The entries that follow should be repeated exactly, with no pictures kept.

[Excerpts from an interface dataset]
· · · ·
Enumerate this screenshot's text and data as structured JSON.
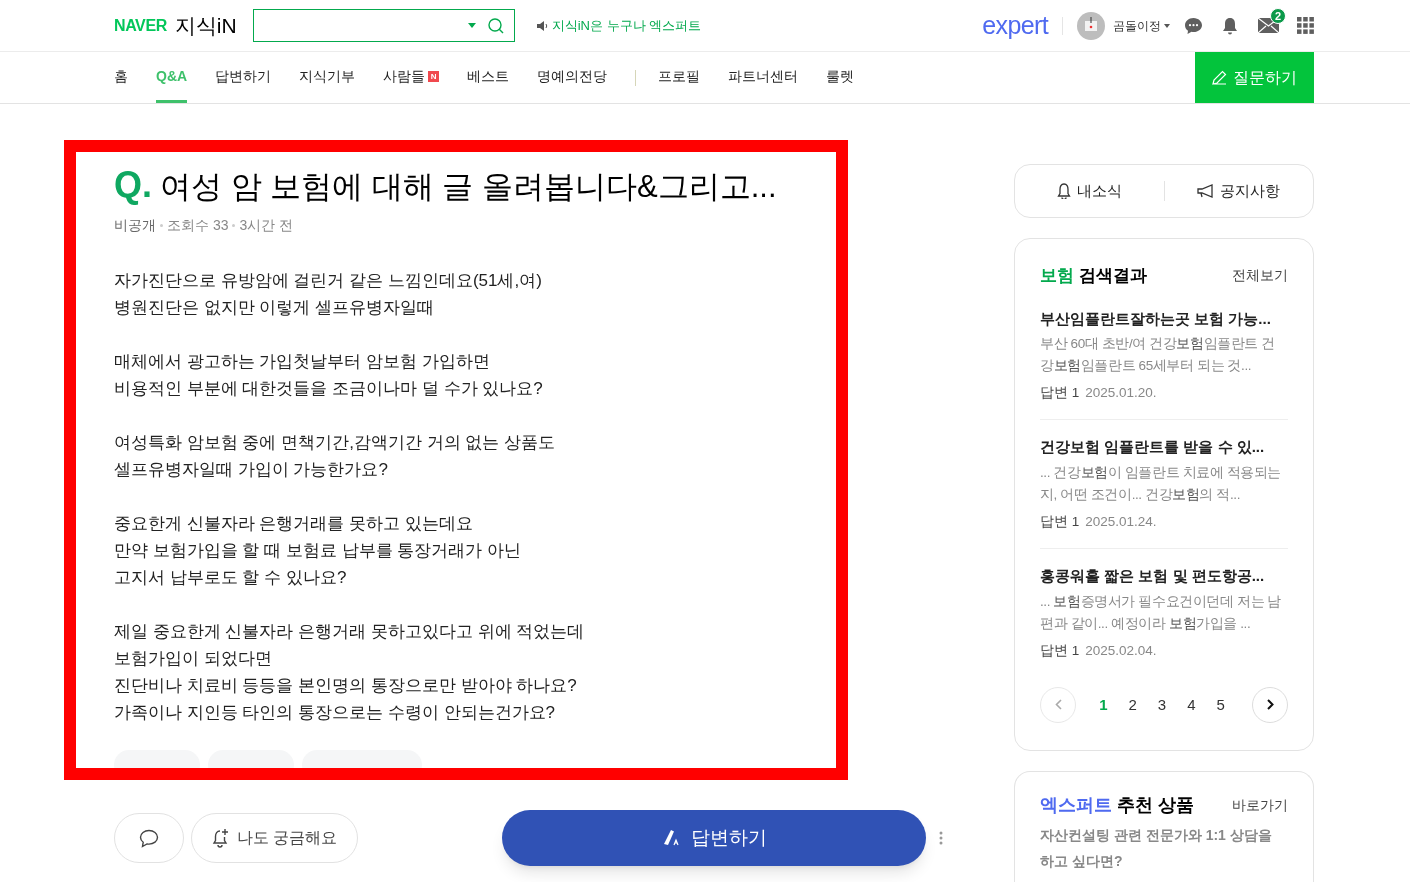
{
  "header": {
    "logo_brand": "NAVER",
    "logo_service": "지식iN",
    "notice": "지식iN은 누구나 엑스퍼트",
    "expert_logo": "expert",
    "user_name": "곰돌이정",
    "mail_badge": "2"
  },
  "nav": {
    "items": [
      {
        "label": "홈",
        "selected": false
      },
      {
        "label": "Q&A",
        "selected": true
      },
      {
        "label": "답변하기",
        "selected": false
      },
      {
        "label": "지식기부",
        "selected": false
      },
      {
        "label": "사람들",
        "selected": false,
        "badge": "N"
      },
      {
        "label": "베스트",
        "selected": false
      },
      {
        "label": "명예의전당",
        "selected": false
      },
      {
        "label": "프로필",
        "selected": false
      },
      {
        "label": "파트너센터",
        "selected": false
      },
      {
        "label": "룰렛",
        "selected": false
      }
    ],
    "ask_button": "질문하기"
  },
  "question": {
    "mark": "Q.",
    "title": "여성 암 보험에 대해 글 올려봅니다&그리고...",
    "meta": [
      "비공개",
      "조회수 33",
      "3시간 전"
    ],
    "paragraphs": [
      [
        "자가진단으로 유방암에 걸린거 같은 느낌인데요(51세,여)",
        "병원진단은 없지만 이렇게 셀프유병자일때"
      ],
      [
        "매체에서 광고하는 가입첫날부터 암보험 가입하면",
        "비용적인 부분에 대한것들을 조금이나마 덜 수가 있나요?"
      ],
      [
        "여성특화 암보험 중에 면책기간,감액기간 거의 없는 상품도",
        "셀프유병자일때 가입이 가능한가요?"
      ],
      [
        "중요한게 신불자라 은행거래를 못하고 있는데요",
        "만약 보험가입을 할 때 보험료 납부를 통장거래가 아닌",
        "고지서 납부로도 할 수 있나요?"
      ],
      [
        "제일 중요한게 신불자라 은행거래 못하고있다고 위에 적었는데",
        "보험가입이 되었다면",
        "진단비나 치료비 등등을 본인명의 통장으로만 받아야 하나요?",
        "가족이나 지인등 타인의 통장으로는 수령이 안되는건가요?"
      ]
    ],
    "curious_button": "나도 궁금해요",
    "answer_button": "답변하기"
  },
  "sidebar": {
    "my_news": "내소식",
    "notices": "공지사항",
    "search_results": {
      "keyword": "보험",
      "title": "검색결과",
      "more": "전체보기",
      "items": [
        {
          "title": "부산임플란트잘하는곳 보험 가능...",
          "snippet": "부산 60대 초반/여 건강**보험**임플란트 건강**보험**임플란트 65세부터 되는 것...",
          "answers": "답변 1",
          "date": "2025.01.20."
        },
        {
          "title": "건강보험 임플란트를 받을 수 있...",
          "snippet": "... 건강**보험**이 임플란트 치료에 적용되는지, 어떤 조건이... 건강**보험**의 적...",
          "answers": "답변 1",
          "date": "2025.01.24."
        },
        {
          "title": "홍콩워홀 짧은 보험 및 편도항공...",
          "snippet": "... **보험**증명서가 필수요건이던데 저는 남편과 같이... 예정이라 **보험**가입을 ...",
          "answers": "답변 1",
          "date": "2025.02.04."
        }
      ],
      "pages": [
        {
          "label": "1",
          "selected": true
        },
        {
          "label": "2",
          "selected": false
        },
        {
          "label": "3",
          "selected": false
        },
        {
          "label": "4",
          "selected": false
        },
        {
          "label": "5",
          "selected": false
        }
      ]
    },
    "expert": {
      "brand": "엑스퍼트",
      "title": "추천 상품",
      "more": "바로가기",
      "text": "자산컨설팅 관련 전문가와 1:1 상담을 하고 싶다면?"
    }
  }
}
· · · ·
Result of this task
Enumerate this screenshot's text and data as structured JSON.
{
  "header": {
    "logo_brand": "NAVER",
    "logo_service": "지식iN",
    "notice": "지식iN은 누구나 엑스퍼트",
    "expert_logo": "expert",
    "user_name": "곰돌이정",
    "mail_badge": "2"
  },
  "nav": {
    "items": [
      {
        "label": "홈",
        "selected": false
      },
      {
        "label": "Q&A",
        "selected": true
      },
      {
        "label": "답변하기",
        "selected": false
      },
      {
        "label": "지식기부",
        "selected": false
      },
      {
        "label": "사람들",
        "selected": false,
        "badge": "N"
      },
      {
        "label": "베스트",
        "selected": false
      },
      {
        "label": "명예의전당",
        "selected": false
      },
      {
        "label": "프로필",
        "selected": false
      },
      {
        "label": "파트너센터",
        "selected": false
      },
      {
        "label": "룰렛",
        "selected": false
      }
    ],
    "ask_button": "질문하기"
  },
  "question": {
    "mark": "Q.",
    "title": "여성 암 보험에 대해 글 올려봅니다&그리고...",
    "meta": [
      "비공개",
      "조회수 33",
      "3시간 전"
    ],
    "paragraphs": [
      [
        "자가진단으로 유방암에 걸린거 같은 느낌인데요(51세,여)",
        "병원진단은 없지만 이렇게 셀프유병자일때"
      ],
      [
        "매체에서 광고하는 가입첫날부터 암보험 가입하면",
        "비용적인 부분에 대한것들을 조금이나마 덜 수가 있나요?"
      ],
      [
        "여성특화 암보험 중에 면책기간,감액기간 거의 없는 상품도",
        "셀프유병자일때 가입이 가능한가요?"
      ],
      [
        "중요한게 신불자라 은행거래를 못하고 있는데요",
        "만약 보험가입을 할 때 보험료 납부를 통장거래가 아닌",
        "고지서 납부로도 할 수 있나요?"
      ],
      [
        "제일 중요한게 신불자라 은행거래 못하고있다고 위에 적었는데",
        "보험가입이 되었다면",
        "진단비나 치료비 등등을 본인명의 통장으로만 받아야 하나요?",
        "가족이나 지인등 타인의 통장으로는 수령이 안되는건가요?"
      ]
    ],
    "curious_button": "나도 궁금해요",
    "answer_button": "답변하기"
  },
  "sidebar": {
    "my_news": "내소식",
    "notices": "공지사항",
    "search_results": {
      "keyword": "보험",
      "title": "검색결과",
      "more": "전체보기",
      "items": [
        {
          "title": "부산임플란트잘하는곳 보험 가능...",
          "snippet": "부산 60대 초반/여 건강**보험**임플란트 건강**보험**임플란트 65세부터 되는 것...",
          "answers": "답변 1",
          "date": "2025.01.20."
        },
        {
          "title": "건강보험 임플란트를 받을 수 있...",
          "snippet": "... 건강**보험**이 임플란트 치료에 적용되는지, 어떤 조건이... 건강**보험**의 적...",
          "answers": "답변 1",
          "date": "2025.01.24."
        },
        {
          "title": "홍콩워홀 짧은 보험 및 편도항공...",
          "snippet": "... **보험**증명서가 필수요건이던데 저는 남편과 같이... 예정이라 **보험**가입을 ...",
          "answers": "답변 1",
          "date": "2025.02.04."
        }
      ],
      "pages": [
        {
          "label": "1",
          "selected": true
        },
        {
          "label": "2",
          "selected": false
        },
        {
          "label": "3",
          "selected": false
        },
        {
          "label": "4",
          "selected": false
        },
        {
          "label": "5",
          "selected": false
        }
      ]
    },
    "expert": {
      "brand": "엑스퍼트",
      "title": "추천 상품",
      "more": "바로가기",
      "text": "자산컨설팅 관련 전문가와 1:1 상담을 하고 싶다면?"
    }
  }
}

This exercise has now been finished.